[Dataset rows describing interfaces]
::::::::::
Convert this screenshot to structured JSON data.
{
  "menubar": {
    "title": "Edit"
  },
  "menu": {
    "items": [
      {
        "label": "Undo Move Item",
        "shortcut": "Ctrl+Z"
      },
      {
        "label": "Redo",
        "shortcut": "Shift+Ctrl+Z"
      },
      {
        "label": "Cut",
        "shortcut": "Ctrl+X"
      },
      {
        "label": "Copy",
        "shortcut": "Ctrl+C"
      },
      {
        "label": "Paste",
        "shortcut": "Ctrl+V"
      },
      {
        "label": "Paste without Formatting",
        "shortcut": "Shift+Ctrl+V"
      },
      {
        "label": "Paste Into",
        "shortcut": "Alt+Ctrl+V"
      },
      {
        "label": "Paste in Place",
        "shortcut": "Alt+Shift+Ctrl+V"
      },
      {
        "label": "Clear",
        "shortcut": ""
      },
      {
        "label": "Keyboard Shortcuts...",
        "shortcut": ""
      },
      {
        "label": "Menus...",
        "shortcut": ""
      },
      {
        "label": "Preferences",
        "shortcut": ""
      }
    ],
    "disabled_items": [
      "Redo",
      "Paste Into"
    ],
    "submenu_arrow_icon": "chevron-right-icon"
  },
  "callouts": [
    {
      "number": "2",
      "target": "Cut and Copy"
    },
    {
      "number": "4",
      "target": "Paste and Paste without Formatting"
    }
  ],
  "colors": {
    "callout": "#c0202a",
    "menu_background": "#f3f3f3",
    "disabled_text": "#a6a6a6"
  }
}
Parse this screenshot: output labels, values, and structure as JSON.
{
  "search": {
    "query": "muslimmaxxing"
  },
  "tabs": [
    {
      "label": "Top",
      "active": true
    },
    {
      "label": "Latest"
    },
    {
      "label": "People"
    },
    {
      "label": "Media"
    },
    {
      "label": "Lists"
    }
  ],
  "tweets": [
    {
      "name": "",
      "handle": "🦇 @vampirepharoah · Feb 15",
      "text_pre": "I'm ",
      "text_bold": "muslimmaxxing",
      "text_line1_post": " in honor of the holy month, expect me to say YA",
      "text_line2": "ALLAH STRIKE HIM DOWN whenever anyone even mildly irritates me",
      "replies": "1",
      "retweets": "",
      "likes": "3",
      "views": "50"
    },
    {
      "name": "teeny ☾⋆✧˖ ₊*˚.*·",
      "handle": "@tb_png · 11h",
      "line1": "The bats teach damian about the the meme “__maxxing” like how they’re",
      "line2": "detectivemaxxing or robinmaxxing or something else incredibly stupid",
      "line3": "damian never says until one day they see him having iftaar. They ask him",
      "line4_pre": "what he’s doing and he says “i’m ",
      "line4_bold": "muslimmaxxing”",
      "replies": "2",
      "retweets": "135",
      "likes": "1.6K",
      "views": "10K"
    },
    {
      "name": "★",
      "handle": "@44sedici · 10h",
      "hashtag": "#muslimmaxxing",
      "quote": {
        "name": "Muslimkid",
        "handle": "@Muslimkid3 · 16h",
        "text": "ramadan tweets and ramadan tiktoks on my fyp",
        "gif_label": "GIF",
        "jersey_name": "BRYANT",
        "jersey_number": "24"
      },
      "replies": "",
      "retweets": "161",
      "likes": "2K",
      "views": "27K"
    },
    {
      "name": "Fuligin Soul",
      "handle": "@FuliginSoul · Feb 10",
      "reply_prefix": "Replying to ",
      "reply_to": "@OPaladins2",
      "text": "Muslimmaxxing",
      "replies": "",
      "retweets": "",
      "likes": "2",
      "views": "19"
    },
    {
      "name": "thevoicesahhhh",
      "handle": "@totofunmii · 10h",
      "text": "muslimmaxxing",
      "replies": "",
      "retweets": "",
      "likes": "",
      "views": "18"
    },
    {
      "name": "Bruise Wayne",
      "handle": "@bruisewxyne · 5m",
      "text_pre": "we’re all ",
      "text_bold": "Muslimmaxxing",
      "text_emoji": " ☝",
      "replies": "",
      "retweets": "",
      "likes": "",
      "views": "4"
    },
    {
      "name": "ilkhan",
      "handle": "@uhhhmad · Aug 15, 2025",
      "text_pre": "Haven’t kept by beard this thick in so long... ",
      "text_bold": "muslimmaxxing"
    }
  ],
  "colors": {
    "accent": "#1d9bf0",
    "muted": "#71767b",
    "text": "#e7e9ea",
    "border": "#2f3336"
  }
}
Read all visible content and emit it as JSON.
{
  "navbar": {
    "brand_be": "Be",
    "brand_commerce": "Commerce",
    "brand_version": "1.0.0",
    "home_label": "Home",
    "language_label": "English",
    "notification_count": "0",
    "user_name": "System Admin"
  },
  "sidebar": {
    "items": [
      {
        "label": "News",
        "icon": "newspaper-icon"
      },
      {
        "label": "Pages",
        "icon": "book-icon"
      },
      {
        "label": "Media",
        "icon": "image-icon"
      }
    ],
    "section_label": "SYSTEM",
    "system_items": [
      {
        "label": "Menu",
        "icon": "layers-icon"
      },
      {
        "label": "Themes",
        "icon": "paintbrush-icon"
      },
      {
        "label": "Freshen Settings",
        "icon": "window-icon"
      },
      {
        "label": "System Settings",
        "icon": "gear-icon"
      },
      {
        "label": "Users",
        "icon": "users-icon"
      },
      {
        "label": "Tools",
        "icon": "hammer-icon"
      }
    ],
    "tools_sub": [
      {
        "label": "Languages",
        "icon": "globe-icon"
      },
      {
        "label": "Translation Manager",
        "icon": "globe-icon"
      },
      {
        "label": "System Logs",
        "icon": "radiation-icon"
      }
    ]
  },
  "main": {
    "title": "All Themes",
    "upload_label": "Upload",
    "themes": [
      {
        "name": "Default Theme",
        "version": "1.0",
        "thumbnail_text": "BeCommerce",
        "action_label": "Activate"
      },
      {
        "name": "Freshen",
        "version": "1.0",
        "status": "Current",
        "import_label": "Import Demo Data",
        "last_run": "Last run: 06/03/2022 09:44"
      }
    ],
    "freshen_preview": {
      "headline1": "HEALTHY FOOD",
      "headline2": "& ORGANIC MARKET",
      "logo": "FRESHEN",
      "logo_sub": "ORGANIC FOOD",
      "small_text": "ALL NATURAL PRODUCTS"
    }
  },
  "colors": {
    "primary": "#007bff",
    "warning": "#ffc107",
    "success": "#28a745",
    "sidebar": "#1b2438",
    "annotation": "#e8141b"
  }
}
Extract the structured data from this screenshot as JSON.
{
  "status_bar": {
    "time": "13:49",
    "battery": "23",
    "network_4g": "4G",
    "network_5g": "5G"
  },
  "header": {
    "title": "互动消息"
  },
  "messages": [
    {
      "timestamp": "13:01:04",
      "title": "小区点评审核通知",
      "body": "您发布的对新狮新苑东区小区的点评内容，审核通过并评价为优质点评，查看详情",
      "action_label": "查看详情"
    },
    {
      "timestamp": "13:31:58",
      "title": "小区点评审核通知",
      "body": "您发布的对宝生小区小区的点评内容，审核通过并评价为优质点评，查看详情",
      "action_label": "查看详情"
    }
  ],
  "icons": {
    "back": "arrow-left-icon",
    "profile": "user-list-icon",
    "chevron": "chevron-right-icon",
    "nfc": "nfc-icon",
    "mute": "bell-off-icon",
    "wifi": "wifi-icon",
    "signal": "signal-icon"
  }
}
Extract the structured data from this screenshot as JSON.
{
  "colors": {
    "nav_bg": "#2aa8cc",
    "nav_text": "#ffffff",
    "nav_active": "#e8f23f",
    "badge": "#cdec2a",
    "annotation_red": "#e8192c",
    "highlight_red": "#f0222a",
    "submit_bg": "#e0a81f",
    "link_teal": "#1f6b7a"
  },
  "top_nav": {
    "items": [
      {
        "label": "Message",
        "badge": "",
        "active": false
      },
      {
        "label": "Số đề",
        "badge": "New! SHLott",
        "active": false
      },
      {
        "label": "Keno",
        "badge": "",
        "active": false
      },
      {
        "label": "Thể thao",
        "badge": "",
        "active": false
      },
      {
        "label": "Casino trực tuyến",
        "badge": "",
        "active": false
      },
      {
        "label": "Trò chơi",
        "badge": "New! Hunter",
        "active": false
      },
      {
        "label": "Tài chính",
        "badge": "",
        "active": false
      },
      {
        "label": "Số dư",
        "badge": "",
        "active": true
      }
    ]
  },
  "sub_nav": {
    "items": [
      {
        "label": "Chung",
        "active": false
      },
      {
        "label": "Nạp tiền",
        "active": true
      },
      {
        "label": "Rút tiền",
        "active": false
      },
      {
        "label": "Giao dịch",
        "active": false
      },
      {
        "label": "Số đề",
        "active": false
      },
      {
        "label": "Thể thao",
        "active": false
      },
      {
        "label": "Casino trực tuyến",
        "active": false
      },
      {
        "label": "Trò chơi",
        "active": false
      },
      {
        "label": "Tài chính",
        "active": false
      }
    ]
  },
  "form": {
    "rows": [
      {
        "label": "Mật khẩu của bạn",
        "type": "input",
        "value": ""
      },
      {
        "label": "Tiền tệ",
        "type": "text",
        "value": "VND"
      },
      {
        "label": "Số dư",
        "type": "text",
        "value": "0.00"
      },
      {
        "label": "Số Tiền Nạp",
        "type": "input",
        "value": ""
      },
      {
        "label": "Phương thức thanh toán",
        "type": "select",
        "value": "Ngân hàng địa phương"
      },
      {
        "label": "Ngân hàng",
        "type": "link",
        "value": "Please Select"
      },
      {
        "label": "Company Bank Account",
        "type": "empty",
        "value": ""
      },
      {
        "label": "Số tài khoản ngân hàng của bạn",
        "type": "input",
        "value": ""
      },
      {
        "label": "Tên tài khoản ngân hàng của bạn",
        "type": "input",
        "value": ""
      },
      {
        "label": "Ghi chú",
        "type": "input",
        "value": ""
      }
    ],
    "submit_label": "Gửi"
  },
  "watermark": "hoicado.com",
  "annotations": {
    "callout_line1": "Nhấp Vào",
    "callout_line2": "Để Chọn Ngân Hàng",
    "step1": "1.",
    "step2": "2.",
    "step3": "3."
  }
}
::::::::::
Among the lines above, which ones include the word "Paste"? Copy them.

> _Reply to the task_
        "label": "Paste",
        "label": "Paste without Formatting",
        "label": "Paste Into",
        "label": "Paste in Place",
      "Paste Into"
      "target": "Paste and Paste without Formatting"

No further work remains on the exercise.